The Pew Research Center has been sifting through a lot of data gleaned from questionnaires given to gun owners. Recently, we reported on the differences between male and female gun owners and before that, difference between gun owners who are NRA members and those who aren’t.
The latest batch of data shows the differences between urban and rural gun owners, and some of the numbers might surprise you.
According to a release form Pew Research, 46 percent of adults who live in rural areas say they own a gun, compared to 28 percent who live in the suburbs and just 19 percent in urban areas, so that’s pretty big difference to begin with.
Here’s a run down of some of the more interesting disparities between rural and urban gun owners:
75% of rural gun owners say they own more than one gun; 48% of urban gun owners say the same
Predictably, 48% of rural owners cite hunting as a major reason for owning a gun, with just 27% of urban gun owners saying the same.
Rural gun owners get their first gun at an earlier age: 47% said they got their first g un before they turned 18, while 27% of current or past gun owners from urban communities say they were younger than 18 when they first got their own gun. The release points out that federal law bans the purchase of firearms by anyone younger than 18, but in many states, minors can still legally possess guns.
72% of Americans who grew up in rural areas say there were guns in their household growing up; the same can be said for 52% of those who grew up in small towns and 39% of those who grew up in a city.

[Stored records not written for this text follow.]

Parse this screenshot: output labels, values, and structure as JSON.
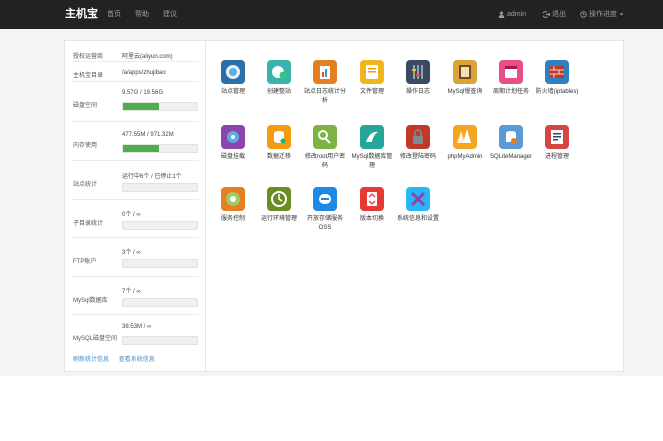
{
  "nav": {
    "brand": "主机宝",
    "links": [
      "首页",
      "帮助",
      "建议"
    ],
    "user": "admin",
    "logout": "退出",
    "advanced": "操作进度"
  },
  "stats": [
    {
      "label": "授权运营商",
      "value": "阿里云(aliyun.com)"
    },
    {
      "label": "主机宝目录",
      "value": "/a/apps/zhujibao"
    },
    {
      "label": "磁盘空间",
      "value": "9.57G / 19.56G",
      "fill": 0.49
    },
    {
      "label": "内存使用",
      "value": "477.55M / 971.32M",
      "fill": 0.49
    },
    {
      "label": "站点统计",
      "value": "运行中6个 / 已停止1个",
      "fill": 0
    },
    {
      "label": "子目录统计",
      "value": "0个 / ∞",
      "fill": 0
    },
    {
      "label": "FTP账户",
      "value": "3个 / ∞",
      "fill": 0
    },
    {
      "label": "MySql数据库",
      "value": "7个 / ∞",
      "fill": 0
    },
    {
      "label": "MySQL磁盘空间",
      "value": "38.53M / ∞",
      "fill": 0
    }
  ],
  "footer": {
    "refresh": "刷新统计信息",
    "system": "查看系统信息"
  },
  "apps": [
    {
      "label": "站点管理",
      "icon": "site-manage-icon",
      "color": "#2b6fa8"
    },
    {
      "label": "创建整站",
      "icon": "create-site-icon",
      "color": "#39b3b0"
    },
    {
      "label": "站点日志统计分析",
      "icon": "site-log-icon",
      "color": "#e67e22"
    },
    {
      "label": "文件管理",
      "icon": "file-manager-icon",
      "color": "#f0b51f"
    },
    {
      "label": "操作日志",
      "icon": "operation-log-icon",
      "color": "#3b4a63"
    },
    {
      "label": "MySql慢查询",
      "icon": "mysql-slow-icon",
      "color": "#d9a53b"
    },
    {
      "label": "周期计划任务",
      "icon": "cron-task-icon",
      "color": "#e84e8a"
    },
    {
      "label": "防火墙(iptables)",
      "icon": "firewall-icon",
      "color": "#2f7fc1"
    },
    {
      "label": "磁盘挂载",
      "icon": "disk-mount-icon",
      "color": "#8e44ad"
    },
    {
      "label": "数据迁移",
      "icon": "data-migrate-icon",
      "color": "#f39c12"
    },
    {
      "label": "修改root用户密码",
      "icon": "root-password-icon",
      "color": "#7cb342"
    },
    {
      "label": "MySql数据库管理",
      "icon": "mysql-manage-icon",
      "color": "#26a69a"
    },
    {
      "label": "修改登陆密码",
      "icon": "login-password-icon",
      "color": "#c0392b"
    },
    {
      "label": "phpMyAdmin",
      "icon": "phpmyadmin-icon",
      "color": "#f4a623"
    },
    {
      "label": "SQLiteManager",
      "icon": "sqlite-manager-icon",
      "color": "#5b9bd5"
    },
    {
      "label": "进程管理",
      "icon": "process-manage-icon",
      "color": "#d64541"
    },
    {
      "label": "服务控制",
      "icon": "service-control-icon",
      "color": "#e67e22"
    },
    {
      "label": "运行环境管理",
      "icon": "runtime-env-icon",
      "color": "#6b8e23"
    },
    {
      "label": "开放存储服务OSS",
      "icon": "oss-icon",
      "color": "#1e88e5"
    },
    {
      "label": "版本切换",
      "icon": "version-switch-icon",
      "color": "#e53935"
    },
    {
      "label": "系统信息和设置",
      "icon": "system-settings-icon",
      "color": "#29b6f6"
    }
  ]
}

21% of urban gun owners say there would be more crime if more Americans owned guns. Only 9% of rural gun owners agree. 57% of rural gun owners say there would be less crime, a view shared by 47% of urban gun owners
74% of gun owners say the right to keep and bear firearms is essential to their personal sense of freedom. Only 35% of non-gun-owners say the same. Broken down further, 82% of rural gun owners say the same, while 59% of urban gun owners say the right is essential to their personal sense of freedom.